I’ve watched while homes are built on marshy ground by filling the site with fill and built on naturally flat flood areas after stripping off all of the natural growth. This is asking for trouble! Even with fill the foundations settle and crack! Marsh ground naturally is full of water and it gets worse in the rainy and storm season.
Are folks getting too complacent or is the average intelligence level dropping?
Currently, the government publishes continental maps showing things like Cancer Zones, high pollution zones, tornado zones, hurricane zones and flood zones. Anyone with some background knowledge from reading something like National Geographic can go into an area and determine for himself what the land might be to a small extent. Anyone reading the news or watching television can figure out that living close to major rivers like the Mississippi might not be a good idea because of the major floods every so many years. Kind of like going into California and not buying a house which is on top of the San Andreas fault. Like not living within 5 miles of an active volcano and especially not on the sides of one.
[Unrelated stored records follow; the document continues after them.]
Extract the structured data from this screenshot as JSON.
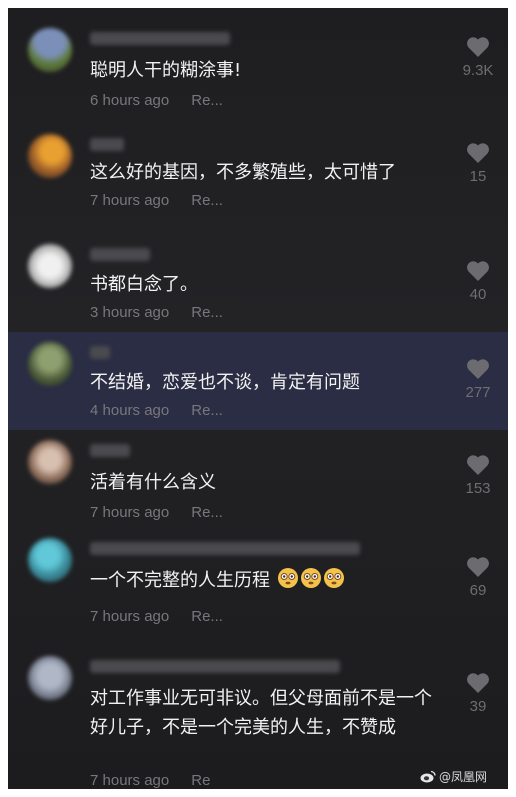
{
  "comments": [
    {
      "text": "聪明人干的糊涂事!",
      "time": "6 hours ago",
      "reply": "Re...",
      "likes": "9.3K",
      "highlighted": false
    },
    {
      "text": "这么好的基因，不多繁殖些，太可惜了",
      "time": "7 hours ago",
      "reply": "Re...",
      "likes": "15",
      "highlighted": false
    },
    {
      "text": "书都白念了。",
      "time": "3 hours ago",
      "reply": "Re...",
      "likes": "40",
      "highlighted": false
    },
    {
      "text": "不结婚，恋爱也不谈，肯定有问题",
      "time": "4 hours ago",
      "reply": "Re...",
      "likes": "277",
      "highlighted": true
    },
    {
      "text": "活着有什么含义",
      "time": "7 hours ago",
      "reply": "Re...",
      "likes": "153",
      "highlighted": false
    },
    {
      "text": "一个不完整的人生历程",
      "time": "7 hours ago",
      "reply": "Re...",
      "likes": "69",
      "highlighted": false,
      "emoji": [
        "flushed-face-icon",
        "flushed-face-icon",
        "flushed-face-icon"
      ]
    },
    {
      "text": "对工作事业无可非议。但父母面前不是一个好儿子，不是一个完美的人生，不赞成",
      "time": "7 hours ago",
      "reply": "Re",
      "likes": "39",
      "highlighted": false
    }
  ],
  "watermark": {
    "text": "@凤凰网",
    "icon": "weibo-icon"
  },
  "colors": {
    "background": "#1e1e20",
    "highlight": "#2a2d44",
    "text": "#f2f2f2",
    "meta": "#77777c"
  }
}
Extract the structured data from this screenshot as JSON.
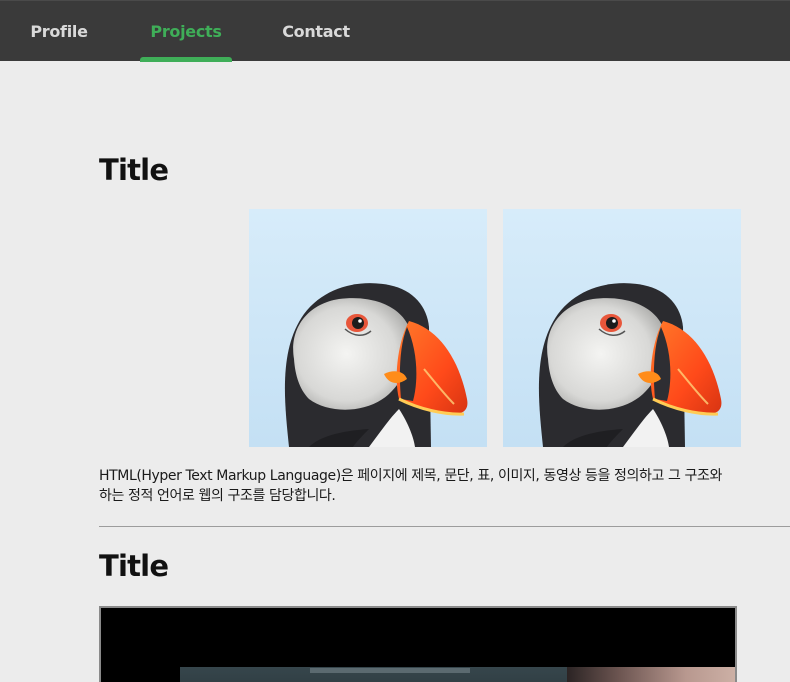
{
  "nav": {
    "tabs": [
      {
        "label": "Profile",
        "active": false
      },
      {
        "label": "Projects",
        "active": true
      },
      {
        "label": "Contact",
        "active": false
      }
    ],
    "active_color": "#3fae58"
  },
  "sections": [
    {
      "title": "Title",
      "images": [
        {
          "subject": "puffin",
          "icon": "puffin-photo"
        },
        {
          "subject": "puffin",
          "icon": "puffin-photo"
        }
      ],
      "description_line1": "HTML(Hyper Text Markup Language)은 페이지에 제목, 문단, 표, 이미지, 동영상 등을 정의하고 그 구조와",
      "description_line2": "하는 정적 언어로 웹의 구조를 담당합니다."
    },
    {
      "title": "Title",
      "media": "video"
    }
  ]
}
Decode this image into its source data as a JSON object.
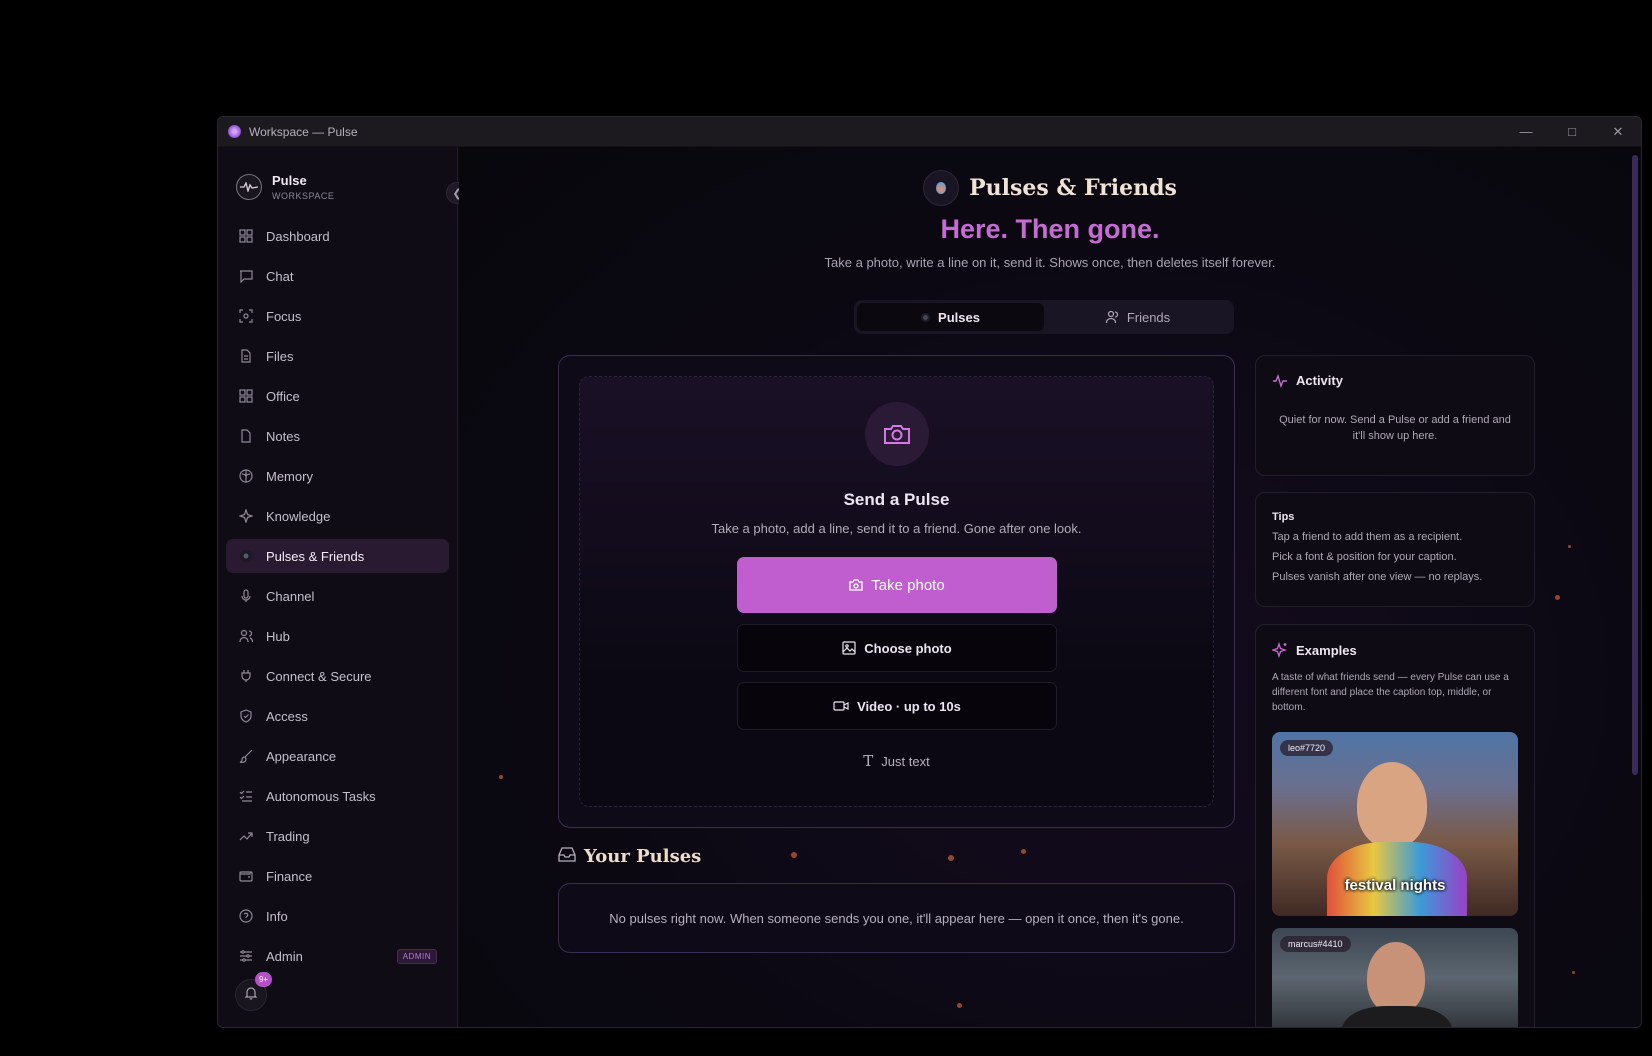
{
  "window": {
    "title": "Workspace — Pulse"
  },
  "brand": {
    "name": "Pulse",
    "sub": "WORKSPACE"
  },
  "nav": [
    {
      "label": "Dashboard",
      "icon": "grid-icon"
    },
    {
      "label": "Chat",
      "icon": "chat-icon"
    },
    {
      "label": "Focus",
      "icon": "focus-icon"
    },
    {
      "label": "Files",
      "icon": "file-icon"
    },
    {
      "label": "Office",
      "icon": "grid-icon"
    },
    {
      "label": "Notes",
      "icon": "note-icon"
    },
    {
      "label": "Memory",
      "icon": "brain-icon"
    },
    {
      "label": "Knowledge",
      "icon": "sparkle-icon"
    },
    {
      "label": "Pulses & Friends",
      "icon": "pulse-icon",
      "active": true
    },
    {
      "label": "Channel",
      "icon": "mic-icon"
    },
    {
      "label": "Hub",
      "icon": "users-icon"
    },
    {
      "label": "Connect & Secure",
      "icon": "plug-icon"
    },
    {
      "label": "Access",
      "icon": "shield-icon"
    },
    {
      "label": "Appearance",
      "icon": "brush-icon"
    },
    {
      "label": "Autonomous Tasks",
      "icon": "tasks-icon"
    },
    {
      "label": "Trading",
      "icon": "trend-icon"
    },
    {
      "label": "Finance",
      "icon": "wallet-icon"
    },
    {
      "label": "Info",
      "icon": "help-icon"
    },
    {
      "label": "Admin",
      "icon": "sliders-icon",
      "badge": "ADMIN"
    }
  ],
  "notifications": {
    "count": "9+"
  },
  "header": {
    "title": "Pulses & Friends",
    "tagline": "Here. Then gone.",
    "subtitle": "Take a photo, write a line on it, send it. Shows once, then deletes itself forever."
  },
  "tabs": {
    "pulses": "Pulses",
    "friends": "Friends"
  },
  "send": {
    "title": "Send a Pulse",
    "subtitle": "Take a photo, add a line, send it to a friend. Gone after one look.",
    "take_photo": "Take photo",
    "choose_photo": "Choose photo",
    "video": "Video · up to 10s",
    "just_text": "Just text"
  },
  "your_pulses": {
    "title": "Your Pulses",
    "empty": "No pulses right now. When someone sends you one, it'll appear here — open it once, then it's gone."
  },
  "activity": {
    "title": "Activity",
    "text": "Quiet for now. Send a Pulse or add a friend and it'll show up here."
  },
  "tips": {
    "title": "Tips",
    "items": [
      "Tap a friend to add them as a recipient.",
      "Pick a font & position for your caption.",
      "Pulses vanish after one view — no replays."
    ]
  },
  "examples": {
    "title": "Examples",
    "text": "A taste of what friends send — every Pulse can use a different font and place the caption top, middle, or bottom.",
    "cards": [
      {
        "user": "leo#7720",
        "caption": "festival nights"
      },
      {
        "user": "marcus#4410",
        "caption": ""
      }
    ]
  },
  "colors": {
    "accent": "#c05ed0",
    "tagline": "#c66ad4",
    "background": "#0b0812"
  }
}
(I’m not real sure about people on some of the Hawaiian Islands because they KNOW that their homes probably will be burned up in lava flows but they still build nearly on top of them ‘for the view’.)
I wonder about some of the mentality of people also. In the last major floods in middle America, farmers were wiped out. Yet, by gosh, they were going to rebuild right where they had been before. Their grand pappy had been wiped out 6 times by the flood and rebuilt, their pappy had been wiped out 4 times and rebuilt and they just got wiped out and they were going to rebuild also.
Not only were they going to rebuild but they were not going to move to safer, higher lands, nor rebuild their homes on stilts – like some more or less intelligent ones did and who comfortably survived the flood.
Any thoughts on this really stupid attitude so many people seem to have?
I mean, would you knowingly move into a nice home on top of a toxic land fill? How about into a new wood house snuggled into the middle of a pleasant stand of wilds that fires burn off every 5 years or so? (See California wild fires. See also that the surviving homes have been made of cement with tile roofs - but they seem to be like one out of 100.)
(SIGH) I dunno. But, then again people love to buy cars that the crush zone includes the drivers side, speed around in SUV’s that will easily tip over, cruse in sports cars that are made of fiberglass and buy trucks with exploding gas tanks.)
“Think of it as Evolution in action.”